App and web page records:
⟨
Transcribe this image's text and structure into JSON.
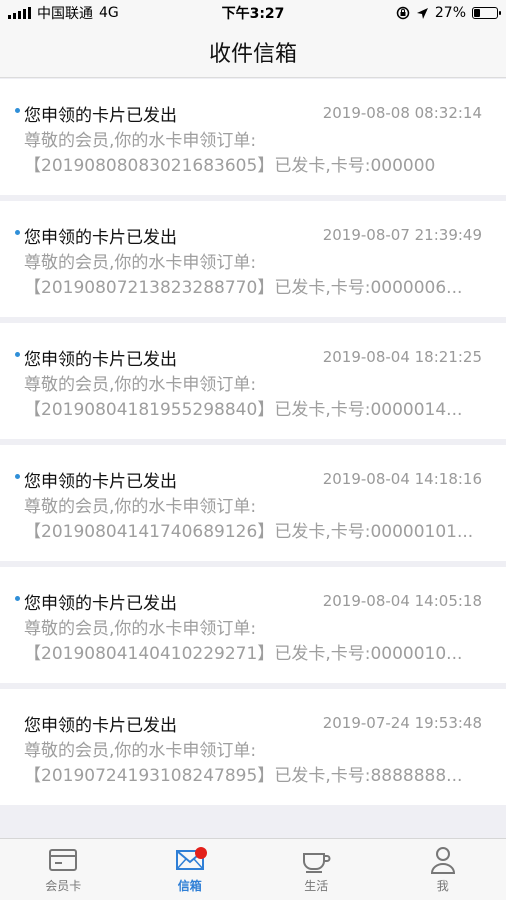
{
  "status": {
    "carrier": "中国联通",
    "network": "4G",
    "time": "下午3:27",
    "battery_text": "27%",
    "battery_level": 0.27
  },
  "nav": {
    "title": "收件信箱"
  },
  "messages": [
    {
      "title": "您申领的卡片已发出",
      "time": "2019-08-08 08:32:14",
      "line1": "尊敬的会员,你的水卡申领订单:",
      "line2": "【20190808083021683605】已发卡,卡号:000000",
      "unread": true
    },
    {
      "title": "您申领的卡片已发出",
      "time": "2019-08-07 21:39:49",
      "line1": "尊敬的会员,你的水卡申领订单:",
      "line2": "【20190807213823288770】已发卡,卡号:0000006...",
      "unread": true
    },
    {
      "title": "您申领的卡片已发出",
      "time": "2019-08-04 18:21:25",
      "line1": "尊敬的会员,你的水卡申领订单:",
      "line2": "【20190804181955298840】已发卡,卡号:0000014...",
      "unread": true
    },
    {
      "title": "您申领的卡片已发出",
      "time": "2019-08-04 14:18:16",
      "line1": "尊敬的会员,你的水卡申领订单:",
      "line2": "【20190804141740689126】已发卡,卡号:00000101...",
      "unread": true
    },
    {
      "title": "您申领的卡片已发出",
      "time": "2019-08-04 14:05:18",
      "line1": "尊敬的会员,你的水卡申领订单:",
      "line2": "【20190804140410229271】已发卡,卡号:0000010...",
      "unread": true
    },
    {
      "title": "您申领的卡片已发出",
      "time": "2019-07-24 19:53:48",
      "line1": "尊敬的会员,你的水卡申领订单:",
      "line2": "【20190724193108247895】已发卡,卡号:8888888...",
      "unread": false
    }
  ],
  "tabs": [
    {
      "label": "会员卡",
      "icon": "card-icon",
      "active": false
    },
    {
      "label": "信箱",
      "icon": "mail-icon",
      "active": true
    },
    {
      "label": "生活",
      "icon": "cup-icon",
      "active": false
    },
    {
      "label": "我",
      "icon": "person-icon",
      "active": false
    }
  ],
  "colors": {
    "accent": "#2f7fd6",
    "badge": "#e3201b",
    "unread_dot": "#2f8fd8"
  }
}
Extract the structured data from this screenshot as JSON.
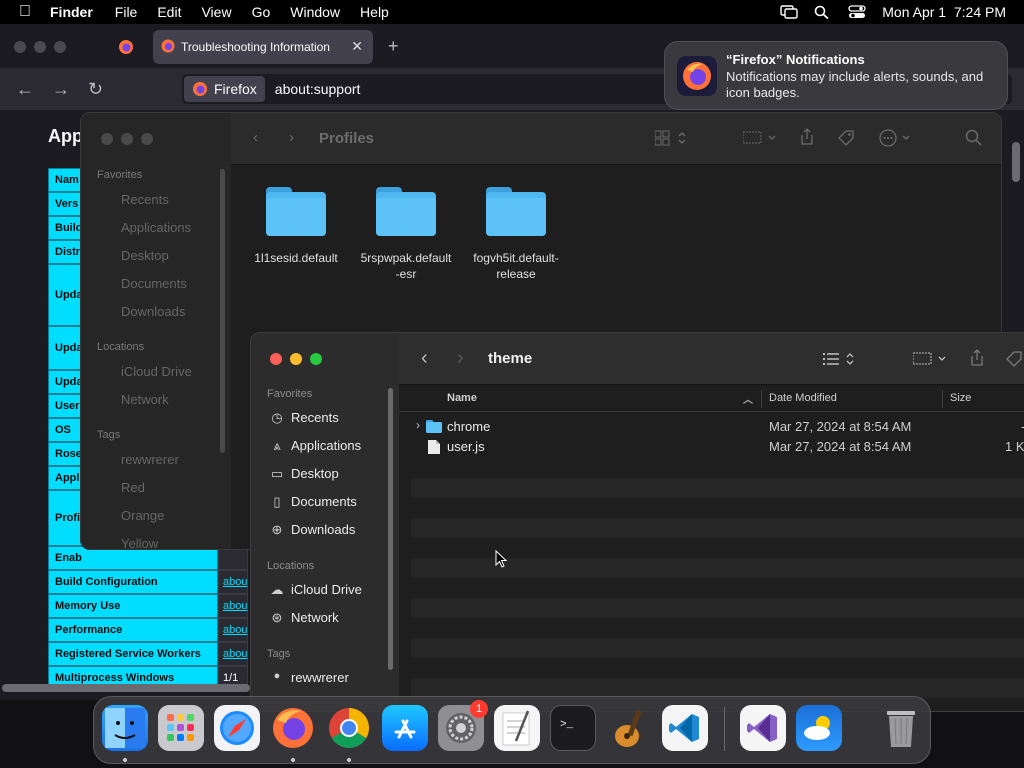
{
  "menubar": {
    "app": "Finder",
    "items": [
      "File",
      "Edit",
      "View",
      "Go",
      "Window",
      "Help"
    ],
    "clock": "Mon Apr 1  7:24 PM"
  },
  "firefox": {
    "tab_title": "Troubleshooting Information",
    "url_identity": "Firefox",
    "url": "about:support",
    "heading": "App",
    "table": [
      {
        "key": "Nam",
        "val": ""
      },
      {
        "key": "Vers",
        "val": ""
      },
      {
        "key": "Build",
        "val": ""
      },
      {
        "key": "Distr",
        "val": ""
      },
      {
        "key": "Upda",
        "val": ""
      },
      {
        "key": "Upda",
        "val": ""
      },
      {
        "key": "Upda",
        "val": ""
      },
      {
        "key": "User",
        "val": ""
      },
      {
        "key": "OS",
        "val": ""
      },
      {
        "key": "Rose",
        "val": ""
      },
      {
        "key": "Appl",
        "val": ""
      },
      {
        "key": "Profi",
        "val": ""
      },
      {
        "key": "Enab",
        "val": ""
      },
      {
        "key": "Build Configuration",
        "val": "abou"
      },
      {
        "key": "Memory Use",
        "val": "abou"
      },
      {
        "key": "Performance",
        "val": "abou"
      },
      {
        "key": "Registered Service Workers",
        "val": "abou"
      },
      {
        "key": "Multiprocess Windows",
        "val": "1/1"
      }
    ]
  },
  "notification": {
    "title": "“Firefox” Notifications",
    "body": "Notifications may include alerts, sounds, and icon badges."
  },
  "finder_profiles": {
    "title": "Profiles",
    "sidebar": {
      "favorites_label": "Favorites",
      "favorites": [
        "Recents",
        "Applications",
        "Desktop",
        "Documents",
        "Downloads"
      ],
      "locations_label": "Locations",
      "locations": [
        "iCloud Drive",
        "Network"
      ],
      "tags_label": "Tags",
      "tags": [
        "rewwrerer",
        "Red",
        "Orange",
        "Yellow"
      ]
    },
    "folders": [
      {
        "line1": "1l1sesid.default",
        "line2": ""
      },
      {
        "line1": "5rspwpak.default",
        "line2": "-esr"
      },
      {
        "line1": "fogvh5it.default-",
        "line2": "release"
      }
    ]
  },
  "finder_theme": {
    "title": "theme",
    "sidebar": {
      "favorites_label": "Favorites",
      "favorites": [
        "Recents",
        "Applications",
        "Desktop",
        "Documents",
        "Downloads"
      ],
      "locations_label": "Locations",
      "locations": [
        "iCloud Drive",
        "Network"
      ],
      "tags_label": "Tags",
      "tags": [
        "rewwrerer"
      ]
    },
    "columns": {
      "name": "Name",
      "date": "Date Modified",
      "size": "Size"
    },
    "files": [
      {
        "name": "chrome",
        "date": "Mar 27, 2024 at 8:54 AM",
        "size": "-"
      },
      {
        "name": "user.js",
        "date": "Mar 27, 2024 at 8:54 AM",
        "size": "1 K"
      }
    ]
  },
  "dock": {
    "settings_badge": "1",
    "partial_label": "Yellow"
  }
}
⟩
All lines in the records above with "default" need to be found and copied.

• ANSWER TO THIS TASK:
        "line1": "1l1sesid.default",
        "line1": "5rspwpak.default",
        "line1": "fogvh5it.default-",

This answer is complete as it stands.